The technique to follow:

  1. The cast should be overhead, in the direction of 12 o’clock, creating an angle of inclination, between 75 and 85 degrees.
  2. It must be done with a lot of energy and accompanying the entire movement in full.
  3. While the line is in the air, touches are applied to the spool that has the reel, so that the line stretches and thus remains completely smooth in the water.

If we follow these steps correctly, the bite will be assured and will occur in a relatively short time. As you can see, it is a simple technique; to practice!

Tip!

The bait you use must be sticky. For example, we tend to use the English Gooster very well, which if mixed with live worms has a greater effect. 

Fishing to Improve your Mental Health

Everyone of us is having to live in situations we never imagined. We are part of a fast-paced society where we are surrounded by everyone’s “too busy” way of living. Too busy to take a break and be present, to enjoy the simple moments we all need to find mental, spiritual and physical health and happiness.

Studies show that there are significant benefits to spending time in nature. Being consciously aware of standing outside naturally helps managing stress and anxiety, inspiring creativity, boosting endorphins (pain reliever) and serotonin (mood-regulating hormones) and being able to focus on something else than work will do wonders for your mental health.

Fishing is one of the most relaxing hobbies, it helps clear your mind off business and stress while having to focus on only the joys of fishing. You can do it solo or with a friend, this activity can ease your mind while challenging a new skill and help improve your critical thinking and your problem-solving skills.

Come fishing with us and escape the “too busy” routine. Call us today and schedule a Charter trip with the best!

Why Choose Lake St. Clair for Musky Fishing?

The rapid reproduction of mussels in Lake St. Clair is considered one of the main reasons why the lake is so much clearer and clean than other lakes near by. The clearness of the water allows for a deeper penetration of sunlight into the depths, feeding the weed and increasing it’s growth up to 500* percent or so. This are perfect conditions for the Musky population to habit and greatly increases it’s reproduction rates.

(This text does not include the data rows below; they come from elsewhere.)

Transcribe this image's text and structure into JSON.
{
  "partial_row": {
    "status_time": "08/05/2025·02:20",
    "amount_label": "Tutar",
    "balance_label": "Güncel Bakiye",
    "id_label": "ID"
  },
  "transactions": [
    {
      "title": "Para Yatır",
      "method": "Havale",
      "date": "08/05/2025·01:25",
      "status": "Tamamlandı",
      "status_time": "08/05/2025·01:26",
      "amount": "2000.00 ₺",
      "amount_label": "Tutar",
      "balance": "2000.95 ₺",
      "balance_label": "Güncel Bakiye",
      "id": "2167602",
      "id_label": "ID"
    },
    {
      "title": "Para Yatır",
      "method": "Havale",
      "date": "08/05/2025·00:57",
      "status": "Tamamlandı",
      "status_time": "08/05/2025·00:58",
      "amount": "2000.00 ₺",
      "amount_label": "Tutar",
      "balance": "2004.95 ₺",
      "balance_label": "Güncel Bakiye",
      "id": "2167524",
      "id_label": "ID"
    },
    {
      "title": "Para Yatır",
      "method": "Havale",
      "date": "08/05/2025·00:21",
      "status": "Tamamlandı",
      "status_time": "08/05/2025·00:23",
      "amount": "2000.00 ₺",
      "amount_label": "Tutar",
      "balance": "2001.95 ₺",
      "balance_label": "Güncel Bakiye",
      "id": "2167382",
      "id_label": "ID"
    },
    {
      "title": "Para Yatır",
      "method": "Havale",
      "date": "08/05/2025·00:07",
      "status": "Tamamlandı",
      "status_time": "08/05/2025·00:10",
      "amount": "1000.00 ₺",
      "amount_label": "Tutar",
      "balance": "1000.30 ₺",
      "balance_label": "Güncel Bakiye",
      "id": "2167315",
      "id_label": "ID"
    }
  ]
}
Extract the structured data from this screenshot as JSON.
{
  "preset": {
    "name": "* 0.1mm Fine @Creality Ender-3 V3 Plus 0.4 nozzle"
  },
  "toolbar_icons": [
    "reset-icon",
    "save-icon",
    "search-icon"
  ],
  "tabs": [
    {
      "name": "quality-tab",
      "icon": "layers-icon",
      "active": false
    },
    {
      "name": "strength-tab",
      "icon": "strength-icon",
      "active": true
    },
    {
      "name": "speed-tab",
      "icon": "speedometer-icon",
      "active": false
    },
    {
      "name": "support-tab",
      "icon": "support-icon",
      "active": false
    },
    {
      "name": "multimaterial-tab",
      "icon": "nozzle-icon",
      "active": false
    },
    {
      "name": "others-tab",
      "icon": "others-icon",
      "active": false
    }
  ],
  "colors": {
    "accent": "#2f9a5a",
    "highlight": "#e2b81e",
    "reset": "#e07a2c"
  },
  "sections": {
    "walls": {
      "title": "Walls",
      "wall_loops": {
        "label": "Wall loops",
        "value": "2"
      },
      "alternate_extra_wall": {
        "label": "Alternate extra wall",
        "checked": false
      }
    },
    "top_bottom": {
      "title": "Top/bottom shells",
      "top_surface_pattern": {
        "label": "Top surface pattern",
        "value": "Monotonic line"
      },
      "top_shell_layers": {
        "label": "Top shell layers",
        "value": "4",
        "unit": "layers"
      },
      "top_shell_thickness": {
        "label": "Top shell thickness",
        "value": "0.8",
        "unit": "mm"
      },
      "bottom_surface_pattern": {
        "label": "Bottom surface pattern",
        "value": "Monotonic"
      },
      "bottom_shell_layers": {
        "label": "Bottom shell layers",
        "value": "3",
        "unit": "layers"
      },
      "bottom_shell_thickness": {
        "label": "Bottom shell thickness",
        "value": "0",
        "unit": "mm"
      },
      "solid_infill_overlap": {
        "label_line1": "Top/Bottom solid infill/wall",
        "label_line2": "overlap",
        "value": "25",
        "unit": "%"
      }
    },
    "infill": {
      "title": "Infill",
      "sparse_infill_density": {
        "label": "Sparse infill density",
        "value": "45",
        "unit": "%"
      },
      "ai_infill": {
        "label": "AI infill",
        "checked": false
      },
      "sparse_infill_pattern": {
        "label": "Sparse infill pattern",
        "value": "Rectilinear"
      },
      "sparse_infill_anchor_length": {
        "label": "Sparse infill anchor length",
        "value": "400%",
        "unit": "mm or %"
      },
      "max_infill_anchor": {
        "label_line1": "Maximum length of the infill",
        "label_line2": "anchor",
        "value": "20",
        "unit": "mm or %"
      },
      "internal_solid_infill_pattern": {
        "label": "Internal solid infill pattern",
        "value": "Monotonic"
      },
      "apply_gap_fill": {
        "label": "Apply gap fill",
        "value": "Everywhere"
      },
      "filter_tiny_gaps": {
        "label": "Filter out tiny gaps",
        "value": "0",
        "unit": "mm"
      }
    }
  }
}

Why do we find some large and fat Muskies on Lake St. Clair?

In the Mid-2000’s there was a virus that hit the lake killing the weakest of the species. As time went by, the healthy fish became inmune to the virus, leaving only the biggest and strongest of them to reproduce. By the late 2000’s the virus had run it’s course only to leave a healthy and gigantic population of fish for us to catch!

It’s safe to say that Lake St. Clair holds the epitome of gigantic Muksy fishing! Be sure to come and try for yourself some of the best fishing you’ll ever do!

What you need to know about Musky fishing!

With more than 40 years of sharing the water with these fantastic and enormous creatures, we have come to learn a few things about them.


The Muskellunge or Musky, is a freshwater fish native to North America. They can live up to 30 years and they can grow past 50 inches over their first 20 years. Also, they are fast, Muskies can reach speeds of 30 miles per hour, making them pretty rewarding to catch on those warm sunny days.


Did you know that the longest Musky to ever be caught measured around 60 1/4 inches and weighed approximately 67 pounds? Incredible, right? Catching any Musky is great, but getting a Musky that measures between 40” and 49” should leave you feeling very proud. Known as ”The fish of ten thousand casts”, Muskies are hard to catch but they’re not really aggressive.
Join Captain Steve Jones, explore Lake St. Clair, feel the thrill and learn his methods for catching Musky. The Captain has an average of over 10 Muskies per day, including over 100 Master Angler fish. His best day on the water he had 37 landed with 46 hookups!

Schedule your trip anytime!